*** Begin section ***

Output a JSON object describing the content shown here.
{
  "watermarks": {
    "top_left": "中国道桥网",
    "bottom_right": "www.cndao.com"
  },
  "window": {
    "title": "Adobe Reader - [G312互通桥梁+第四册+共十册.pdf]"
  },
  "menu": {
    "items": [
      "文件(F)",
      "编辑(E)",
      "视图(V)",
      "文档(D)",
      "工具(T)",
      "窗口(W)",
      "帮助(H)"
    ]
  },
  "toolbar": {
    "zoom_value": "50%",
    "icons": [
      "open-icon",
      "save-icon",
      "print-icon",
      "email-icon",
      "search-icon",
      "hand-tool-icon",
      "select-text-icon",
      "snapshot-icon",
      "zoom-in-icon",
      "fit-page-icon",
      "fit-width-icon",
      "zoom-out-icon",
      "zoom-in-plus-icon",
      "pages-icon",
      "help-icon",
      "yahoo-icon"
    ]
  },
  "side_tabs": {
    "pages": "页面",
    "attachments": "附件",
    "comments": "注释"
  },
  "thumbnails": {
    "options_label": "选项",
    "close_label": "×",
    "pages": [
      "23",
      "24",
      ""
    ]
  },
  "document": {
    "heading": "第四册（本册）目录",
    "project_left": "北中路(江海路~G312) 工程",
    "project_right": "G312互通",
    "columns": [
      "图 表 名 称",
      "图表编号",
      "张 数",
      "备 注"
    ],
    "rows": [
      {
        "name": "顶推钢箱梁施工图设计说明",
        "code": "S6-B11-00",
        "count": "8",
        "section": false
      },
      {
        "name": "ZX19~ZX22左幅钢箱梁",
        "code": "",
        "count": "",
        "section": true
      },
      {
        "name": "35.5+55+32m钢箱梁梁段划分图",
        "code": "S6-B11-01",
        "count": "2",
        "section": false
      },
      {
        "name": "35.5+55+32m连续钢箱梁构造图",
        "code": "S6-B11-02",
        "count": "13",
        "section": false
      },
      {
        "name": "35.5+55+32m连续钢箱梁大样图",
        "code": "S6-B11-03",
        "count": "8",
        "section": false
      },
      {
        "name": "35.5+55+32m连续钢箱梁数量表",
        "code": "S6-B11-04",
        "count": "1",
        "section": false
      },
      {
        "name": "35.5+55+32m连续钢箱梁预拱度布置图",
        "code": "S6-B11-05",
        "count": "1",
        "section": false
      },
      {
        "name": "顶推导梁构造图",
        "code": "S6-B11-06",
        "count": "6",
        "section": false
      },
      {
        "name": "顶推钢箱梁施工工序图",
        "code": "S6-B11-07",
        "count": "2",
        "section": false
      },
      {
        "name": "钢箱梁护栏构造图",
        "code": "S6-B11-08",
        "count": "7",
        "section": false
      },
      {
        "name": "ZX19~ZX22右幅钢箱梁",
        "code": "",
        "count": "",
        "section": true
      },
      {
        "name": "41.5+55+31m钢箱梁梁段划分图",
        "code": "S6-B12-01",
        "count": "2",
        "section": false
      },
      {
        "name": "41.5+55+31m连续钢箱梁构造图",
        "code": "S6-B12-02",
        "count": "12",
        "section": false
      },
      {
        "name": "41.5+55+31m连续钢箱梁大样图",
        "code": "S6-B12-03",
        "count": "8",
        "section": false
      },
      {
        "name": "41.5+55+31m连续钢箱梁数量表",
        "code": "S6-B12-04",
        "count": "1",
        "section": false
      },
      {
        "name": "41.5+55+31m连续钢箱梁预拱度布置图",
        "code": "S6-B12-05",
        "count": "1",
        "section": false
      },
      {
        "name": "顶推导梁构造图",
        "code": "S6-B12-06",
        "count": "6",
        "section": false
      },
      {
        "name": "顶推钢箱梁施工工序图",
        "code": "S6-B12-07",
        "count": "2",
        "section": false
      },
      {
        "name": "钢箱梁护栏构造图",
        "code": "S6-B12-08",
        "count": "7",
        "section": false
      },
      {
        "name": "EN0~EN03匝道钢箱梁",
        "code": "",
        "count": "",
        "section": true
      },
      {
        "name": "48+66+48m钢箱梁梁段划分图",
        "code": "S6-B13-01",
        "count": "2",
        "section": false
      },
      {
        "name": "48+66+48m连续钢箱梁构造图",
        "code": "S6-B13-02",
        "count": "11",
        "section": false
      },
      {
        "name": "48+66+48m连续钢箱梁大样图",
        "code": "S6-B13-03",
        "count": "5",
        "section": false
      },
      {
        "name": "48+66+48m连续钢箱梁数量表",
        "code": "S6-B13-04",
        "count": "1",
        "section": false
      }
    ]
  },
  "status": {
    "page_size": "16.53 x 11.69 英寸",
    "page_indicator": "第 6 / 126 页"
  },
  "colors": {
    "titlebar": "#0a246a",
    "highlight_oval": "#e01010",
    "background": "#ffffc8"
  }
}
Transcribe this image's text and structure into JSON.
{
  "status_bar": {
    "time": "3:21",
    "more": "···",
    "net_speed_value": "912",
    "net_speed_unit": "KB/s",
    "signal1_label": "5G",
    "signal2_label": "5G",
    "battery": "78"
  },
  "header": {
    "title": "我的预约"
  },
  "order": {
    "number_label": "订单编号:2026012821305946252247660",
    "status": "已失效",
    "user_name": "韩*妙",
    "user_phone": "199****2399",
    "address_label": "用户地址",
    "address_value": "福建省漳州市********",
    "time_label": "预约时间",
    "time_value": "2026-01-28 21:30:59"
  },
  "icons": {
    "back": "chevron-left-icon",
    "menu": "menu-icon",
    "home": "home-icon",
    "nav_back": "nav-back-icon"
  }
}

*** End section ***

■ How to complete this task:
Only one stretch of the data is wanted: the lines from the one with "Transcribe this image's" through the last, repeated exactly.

■ Solution for this exercise:
Transcribe this image's text and structure into JSON.
{
  "status_bar": {
    "time": "3:21",
    "more": "···",
    "net_speed_value": "912",
    "net_speed_unit": "KB/s",
    "signal1_label": "5G",
    "signal2_label": "5G",
    "battery": "78"
  },
  "header": {
    "title": "我的预约"
  },
  "order": {
    "number_label": "订单编号:2026012821305946252247660",
    "status": "已失效",
    "user_name": "韩*妙",
    "user_phone": "199****2399",
    "address_label": "用户地址",
    "address_value": "福建省漳州市********",
    "time_label": "预约时间",
    "time_value": "2026-01-28 21:30:59"
  },
  "icons": {
    "back": "chevron-left-icon",
    "menu": "menu-icon",
    "home": "home-icon",
    "nav_back": "nav-back-icon"
  }
}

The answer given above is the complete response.